This looks like a very expensive dressage baby to me. So uphill and soft. She does a very slow, very collected canter.
It's really beautiful to watch.
Once in the new field, Lacey's first priority was grazing- the smaller paddock they had been in up til now was stripped, so the luxuriant grass in
this bigger field made her VERY happy. Sweetie is trying out the grass too.
The cedar trees were like a magnet for Sweetie. It occurred to me that they are kind of a natural "cowboy curtain",
if you are familiar with that obstacle from Trail Challenge events.
A really neat shot of Lacey showing that flying Morgan trot!
These aren't much different... but they were having fun.
After exercise comes sleep.
Sweetie discovering she can eat while lying down.
I didn't get the perfect side shot, and her knees are buckling in this one, but you can see how nicely she is filling out.
November 3, 2017- Sweetie is 18 days old now. I love to see a horse with a short underneck and a long crest- they will carry themselves correctly.
Sweetie already has "on the bit" down, both in motion and standing.
Sweetie watching my yappy dog Sophie, who is great for getting ears up. Mom is checking on her. I love the way her parts fit together- even at this stage, where
she's starting to look pretty motheaten. I despair of Lacey ever growing a winter coat, but Sweetie is
getting nicely fuzzy.
Showing off her "uphill" canter.
November 14, 2017- I didn't take any pictures of Sweetie last week; after Pat's loss I was kind of in a funk, and the weather-
cold and rainy- didn't help. I have to say, the irresistible charm of a foal is a very effective anti-depressant. It's hard to feel sad
when you're hanging with the Sweetums :-)
I always said that's Pat's main purpose in life was to make me smile, and now Sweetie is doing the same thing :-)
Lacey knows when I want them to move. Every horse that is born here or moves here later in life learns what to do when Mom has the camera :-).
Official four week old photo. Sweetie is now at the "milk fat stage". That is not dark hair around her eyes-
it's skin. Jim calls her "the raccoon". I think if I painted a model horse like this, people would think it
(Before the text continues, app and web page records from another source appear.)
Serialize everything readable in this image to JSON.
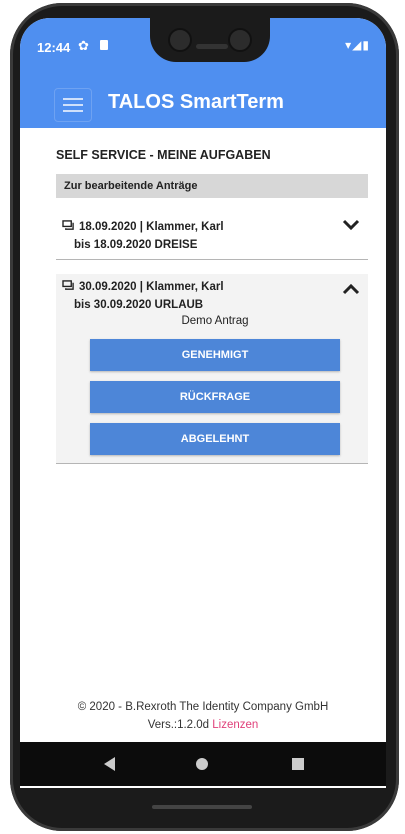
{
  "status": {
    "time": "12:44"
  },
  "app": {
    "title": "TALOS SmartTerm"
  },
  "page": {
    "title": "SELF SERVICE - MEINE AUFGABEN",
    "section_header": "Zur bearbeitende Anträge"
  },
  "tasks": [
    {
      "line1": "18.09.2020 | Klammer, Karl",
      "line2": "bis 18.09.2020 DREISE",
      "expanded": false
    },
    {
      "line1": "30.09.2020 | Klammer, Karl",
      "line2": "bis 30.09.2020 URLAUB",
      "description": "Demo Antrag",
      "expanded": true,
      "actions": [
        "GENEHMIGT",
        "RÜCKFRAGE",
        "ABGELEHNT"
      ]
    }
  ],
  "footer": {
    "copyright": "© 2020 - B.Rexroth The Identity Company GmbH",
    "version": "Vers.:1.2.0d",
    "license_link": "Lizenzen"
  },
  "colors": {
    "primary": "#4f8ff0",
    "button": "#4d86d8",
    "link": "#e0407a"
  }
}
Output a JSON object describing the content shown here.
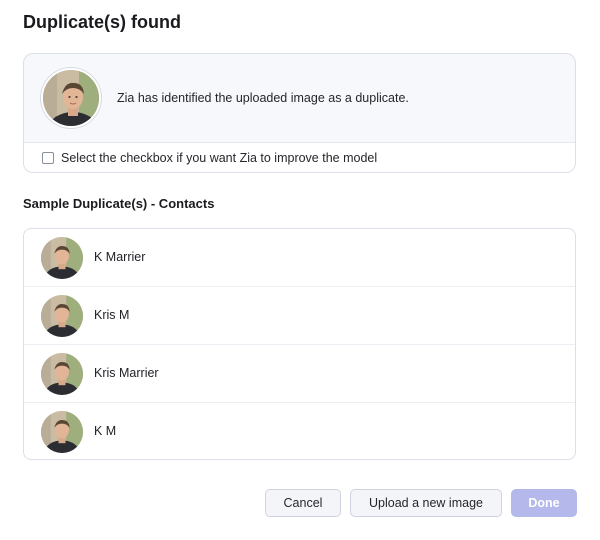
{
  "dialog": {
    "title": "Duplicate(s) found"
  },
  "info": {
    "message": "Zia has identified the uploaded image as a duplicate.",
    "checkbox_label": "Select the checkbox if you want Zia to improve the model",
    "checkbox_checked": false
  },
  "section": {
    "title": "Sample Duplicate(s) - Contacts"
  },
  "contacts": [
    {
      "name": "K Marrier"
    },
    {
      "name": "Kris M"
    },
    {
      "name": "Kris Marrier"
    },
    {
      "name": "K M"
    }
  ],
  "buttons": {
    "cancel": "Cancel",
    "upload": "Upload a new image",
    "done": "Done"
  },
  "colors": {
    "done_button": "#b4b8ea",
    "info_background": "#f6f8fc",
    "border": "#dcdfe7"
  }
}
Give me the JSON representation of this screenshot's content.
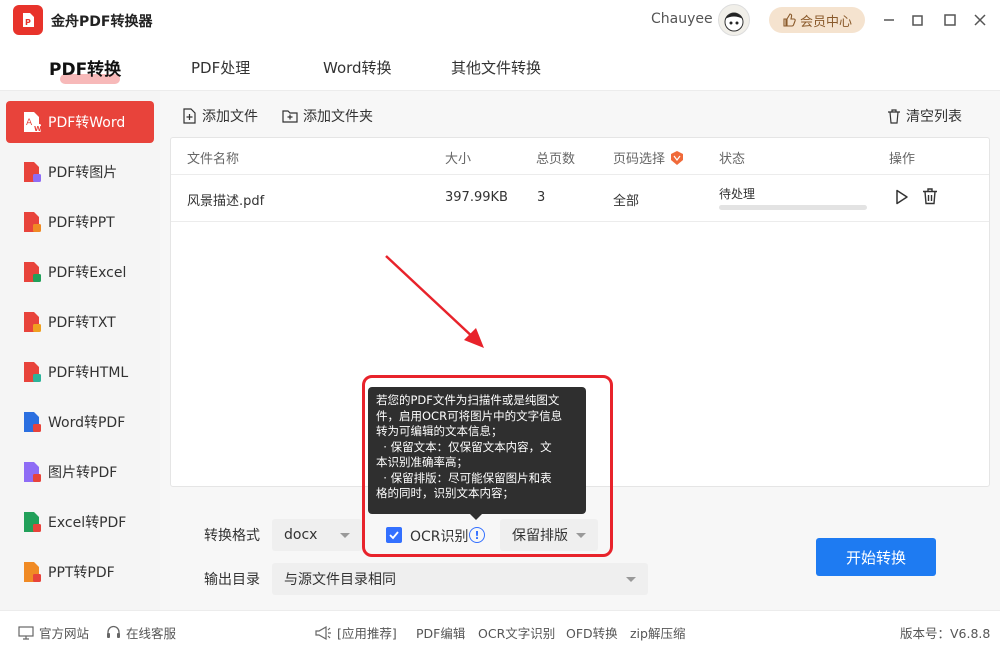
{
  "app": {
    "title": "金舟PDF转换器",
    "username": "Chauyee",
    "vip_label": "会员中心",
    "accent": "#e8433b",
    "primary": "#1e7bf2"
  },
  "topnav": {
    "tabs": [
      {
        "label": "PDF转换",
        "active": true
      },
      {
        "label": "PDF处理"
      },
      {
        "label": "Word转换"
      },
      {
        "label": "其他文件转换"
      }
    ]
  },
  "sidebar": {
    "items": [
      {
        "label": "PDF转Word",
        "active": true,
        "badge_color": "#e8433b"
      },
      {
        "label": "PDF转图片",
        "badge_color": "#8e6cf5"
      },
      {
        "label": "PDF转PPT",
        "badge_color": "#f08a24"
      },
      {
        "label": "PDF转Excel",
        "badge_color": "#22a05a"
      },
      {
        "label": "PDF转TXT",
        "badge_color": "#f0a020"
      },
      {
        "label": "PDF转HTML",
        "badge_color": "#2cb39a"
      },
      {
        "label": "Word转PDF",
        "badge_color": "#2b6fe0"
      },
      {
        "label": "图片转PDF",
        "badge_color": "#8e6cf5"
      },
      {
        "label": "Excel转PDF",
        "badge_color": "#22a05a"
      },
      {
        "label": "PPT转PDF",
        "badge_color": "#f08a24"
      }
    ]
  },
  "toolbar": {
    "add_file": "添加文件",
    "add_folder": "添加文件夹",
    "clear_list": "清空列表"
  },
  "table": {
    "headers": {
      "name": "文件名称",
      "size": "大小",
      "pages": "总页数",
      "page_select": "页码选择",
      "status": "状态",
      "actions": "操作"
    },
    "rows": [
      {
        "name": "风景描述.pdf",
        "size": "397.99KB",
        "pages": "3",
        "page_select": "全部",
        "status": "待处理",
        "progress": 0
      }
    ]
  },
  "settings": {
    "format_label": "转换格式",
    "format_value": "docx",
    "ocr_label": "OCR识别",
    "ocr_checked": true,
    "ocr_mode": "保留排版",
    "output_label": "输出目录",
    "output_value": "与源文件目录相同",
    "start_button": "开始转换"
  },
  "tooltip": {
    "lines": [
      "若您的PDF文件为扫描件或是纯图文",
      "件，启用OCR可将图片中的文字信息",
      "转为可编辑的文本信息；",
      "  · 保留文本：仅保留文本内容，文",
      "本识别准确率高；",
      "  · 保留排版：尽可能保留图片和表",
      "格的同时，识别文本内容；"
    ]
  },
  "statusbar": {
    "website": "官方网站",
    "support": "在线客服",
    "recommend": "[应用推荐]",
    "links": [
      "PDF编辑",
      "OCR文字识别",
      "OFD转换",
      "zip解压缩"
    ],
    "version": "版本号：V6.8.8"
  }
}
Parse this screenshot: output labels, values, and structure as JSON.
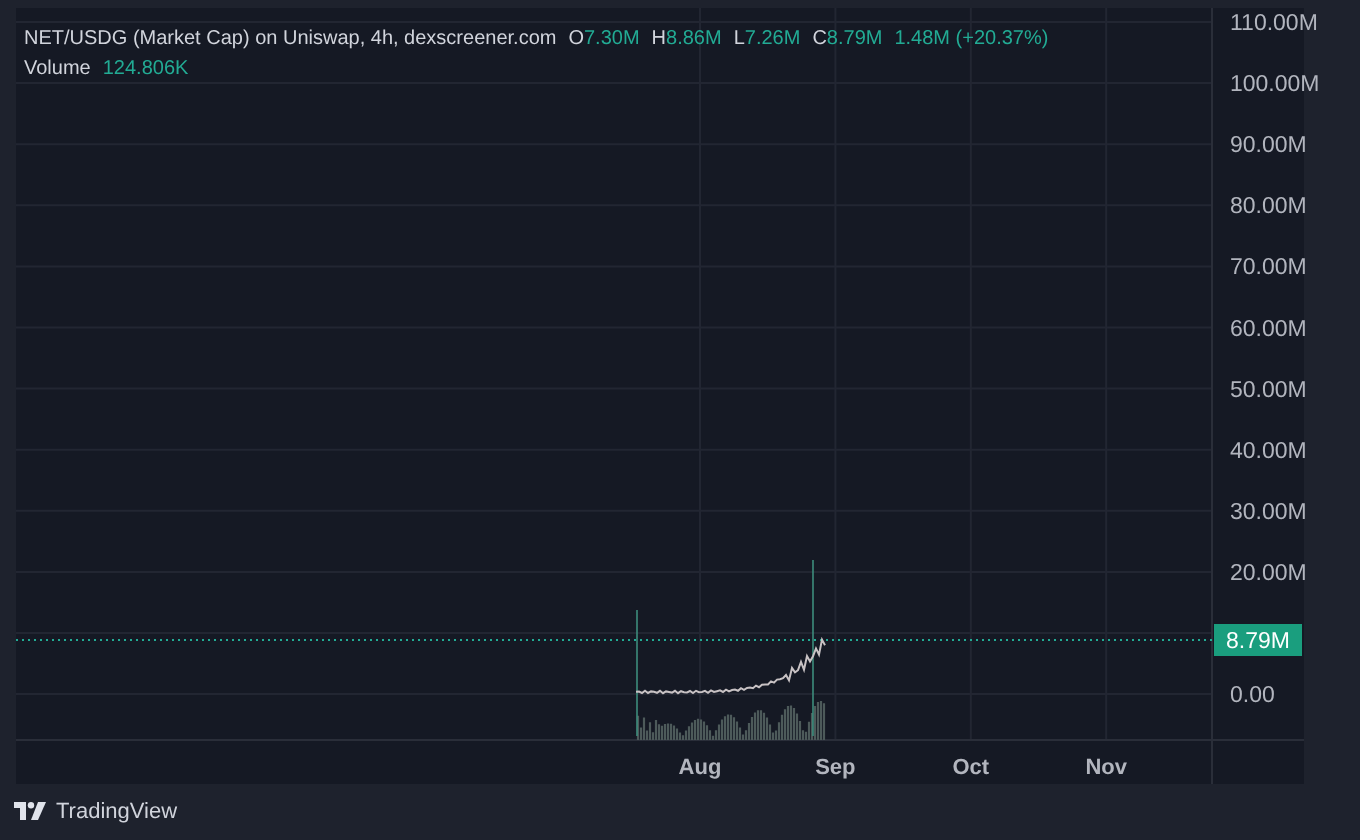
{
  "legend": {
    "title": "NET/USDG (Market Cap) on Uniswap, 4h, dexscreener.com",
    "ohlc": [
      {
        "label": "O",
        "value": "7.30M"
      },
      {
        "label": "H",
        "value": "8.86M"
      },
      {
        "label": "L",
        "value": "7.26M"
      },
      {
        "label": "C",
        "value": "8.79M"
      }
    ],
    "change": "1.48M (+20.37%)",
    "volume_label": "Volume",
    "volume_value": "124.806K"
  },
  "price_axis": {
    "ticks": [
      "110.00M",
      "100.00M",
      "90.00M",
      "80.00M",
      "70.00M",
      "60.00M",
      "50.00M",
      "40.00M",
      "30.00M",
      "20.00M",
      "0.00"
    ],
    "last_price": "8.79M"
  },
  "time_axis": {
    "ticks": [
      "Aug",
      "Sep",
      "Oct",
      "Nov"
    ]
  },
  "footer": {
    "brand": "TradingView"
  }
}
looked unrealistic; it's kind of unrealistic looking in real life, too! She grew out her slick birth coat into the
wooly bear that she is now; I don't think this will shed until spring, unlike foals born earlier in the year, but we'll see.
Cheeky Sweetie. Getting her off me long enough to take pictures is quite a feat.
She is VERY friendly and will walk right up to anyone, looking for a good shoulder scritch. She'll be getting her first hoof trim this week.
Baldy face! Glamour shots will have to wait until spring. But she's so cute- like a big stuffed toy!
Lacey is an EXTREMELY good mama. She always has one eye on Sweetie. Some of this is a bit overboard as she
still herds the filly away from any horses that venture too close to the fence.
Sweetie is very curious about the other horses and nickers to them, only to have mama come barreling up and threaten the
other horse with a "how dare you?" mama bear face.
Lacey is finally letting Sweetie hang out with the neighbor's goats. Hopefully Lacey will continue to relax her vigilance in the coming weeks so Sweetie can get a new equine friend.
Sweetie exploring a log that Jim salvaged from a cedar that came down in Hurricane Irma. The rest of the tree met Jim's burn pile, seen behind Sweetie.
The second pic shows her calmly stepping over the log (she's training herself!).